EXERCISE DETAILS: Could you restate the whole listing below word for word, minus the pictures?

RECORDS PROVIDED:
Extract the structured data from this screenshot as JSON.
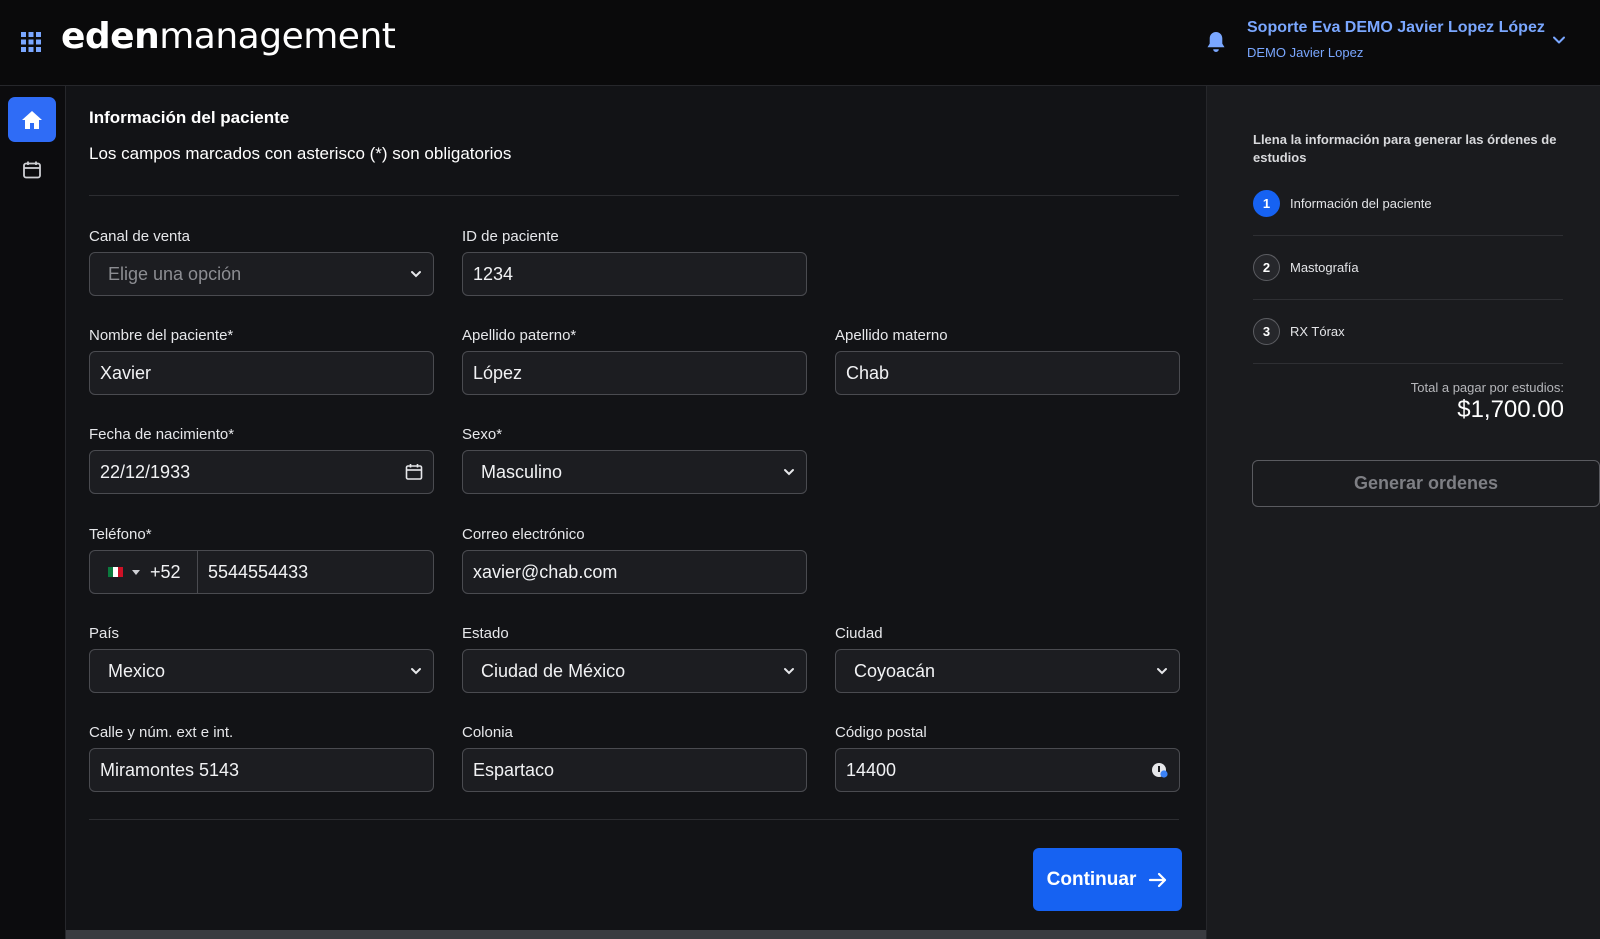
{
  "header": {
    "logo_bold": "eden",
    "logo_light": "management",
    "user_name": "Soporte Eva DEMO Javier Lopez López",
    "user_sub": "DEMO Javier Lopez"
  },
  "form": {
    "title": "Información del paciente",
    "subtitle": "Los campos marcados con asterisco (*) son obligatorios",
    "canal": {
      "label": "Canal de venta",
      "placeholder": "Elige una opción"
    },
    "id_paciente": {
      "label": "ID de paciente",
      "value": "1234"
    },
    "nombre": {
      "label": "Nombre del paciente*",
      "value": "Xavier"
    },
    "apellido_paterno": {
      "label": "Apellido paterno*",
      "value": "López"
    },
    "apellido_materno": {
      "label": "Apellido materno",
      "value": "Chab"
    },
    "fecha": {
      "label": "Fecha de nacimiento*",
      "value": "22/12/1933"
    },
    "sexo": {
      "label": "Sexo*",
      "value": "Masculino"
    },
    "telefono": {
      "label": "Teléfono*",
      "code": "+52",
      "value": "5544554433"
    },
    "correo": {
      "label": "Correo electrónico",
      "value": "xavier@chab.com"
    },
    "pais": {
      "label": "País",
      "value": "Mexico"
    },
    "estado": {
      "label": "Estado",
      "value": "Ciudad de México"
    },
    "ciudad": {
      "label": "Ciudad",
      "value": "Coyoacán"
    },
    "calle": {
      "label": "Calle y núm. ext e int.",
      "value": "Miramontes 5143"
    },
    "colonia": {
      "label": "Colonia",
      "value": "Espartaco"
    },
    "cp": {
      "label": "Código postal",
      "value": "14400"
    },
    "continue_label": "Continuar"
  },
  "sidebar": {
    "intro": "Llena la información para generar las órdenes de estudios",
    "steps": [
      {
        "num": "1",
        "label": "Información del paciente"
      },
      {
        "num": "2",
        "label": "Mastografía"
      },
      {
        "num": "3",
        "label": "RX Tórax"
      }
    ],
    "total_label": "Total a pagar por estudios:",
    "total_value": "$1,700.00",
    "generate_label": "Generar ordenes"
  },
  "colors": {
    "accent": "#1662f2",
    "user_link": "#7aa7ff",
    "background": "#121316"
  },
  "icons": [
    "apps-grid-icon",
    "bell-icon",
    "chevron-down-icon",
    "home-icon",
    "calendar-icon",
    "arrow-right-icon",
    "mexico-flag-icon",
    "info-icon"
  ]
}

TASK SOLUTION:
Extract the structured data from this screenshot as JSON.
{
  "header": {
    "logo_bold": "eden",
    "logo_light": "management",
    "user_name": "Soporte Eva DEMO Javier Lopez López",
    "user_sub": "DEMO Javier Lopez"
  },
  "form": {
    "title": "Información del paciente",
    "subtitle": "Los campos marcados con asterisco (*) son obligatorios",
    "canal": {
      "label": "Canal de venta",
      "placeholder": "Elige una opción"
    },
    "id_paciente": {
      "label": "ID de paciente",
      "value": "1234"
    },
    "nombre": {
      "label": "Nombre del paciente*",
      "value": "Xavier"
    },
    "apellido_paterno": {
      "label": "Apellido paterno*",
      "value": "López"
    },
    "apellido_materno": {
      "label": "Apellido materno",
      "value": "Chab"
    },
    "fecha": {
      "label": "Fecha de nacimiento*",
      "value": "22/12/1933"
    },
    "sexo": {
      "label": "Sexo*",
      "value": "Masculino"
    },
    "telefono": {
      "label": "Teléfono*",
      "code": "+52",
      "value": "5544554433"
    },
    "correo": {
      "label": "Correo electrónico",
      "value": "xavier@chab.com"
    },
    "pais": {
      "label": "País",
      "value": "Mexico"
    },
    "estado": {
      "label": "Estado",
      "value": "Ciudad de México"
    },
    "ciudad": {
      "label": "Ciudad",
      "value": "Coyoacán"
    },
    "calle": {
      "label": "Calle y núm. ext e int.",
      "value": "Miramontes 5143"
    },
    "colonia": {
      "label": "Colonia",
      "value": "Espartaco"
    },
    "cp": {
      "label": "Código postal",
      "value": "14400"
    },
    "continue_label": "Continuar"
  },
  "sidebar": {
    "intro": "Llena la información para generar las órdenes de estudios",
    "steps": [
      {
        "num": "1",
        "label": "Información del paciente"
      },
      {
        "num": "2",
        "label": "Mastografía"
      },
      {
        "num": "3",
        "label": "RX Tórax"
      }
    ],
    "total_label": "Total a pagar por estudios:",
    "total_value": "$1,700.00",
    "generate_label": "Generar ordenes"
  },
  "colors": {
    "accent": "#1662f2",
    "user_link": "#7aa7ff",
    "background": "#121316"
  },
  "icons": [
    "apps-grid-icon",
    "bell-icon",
    "chevron-down-icon",
    "home-icon",
    "calendar-icon",
    "arrow-right-icon",
    "mexico-flag-icon",
    "info-icon"
  ]
}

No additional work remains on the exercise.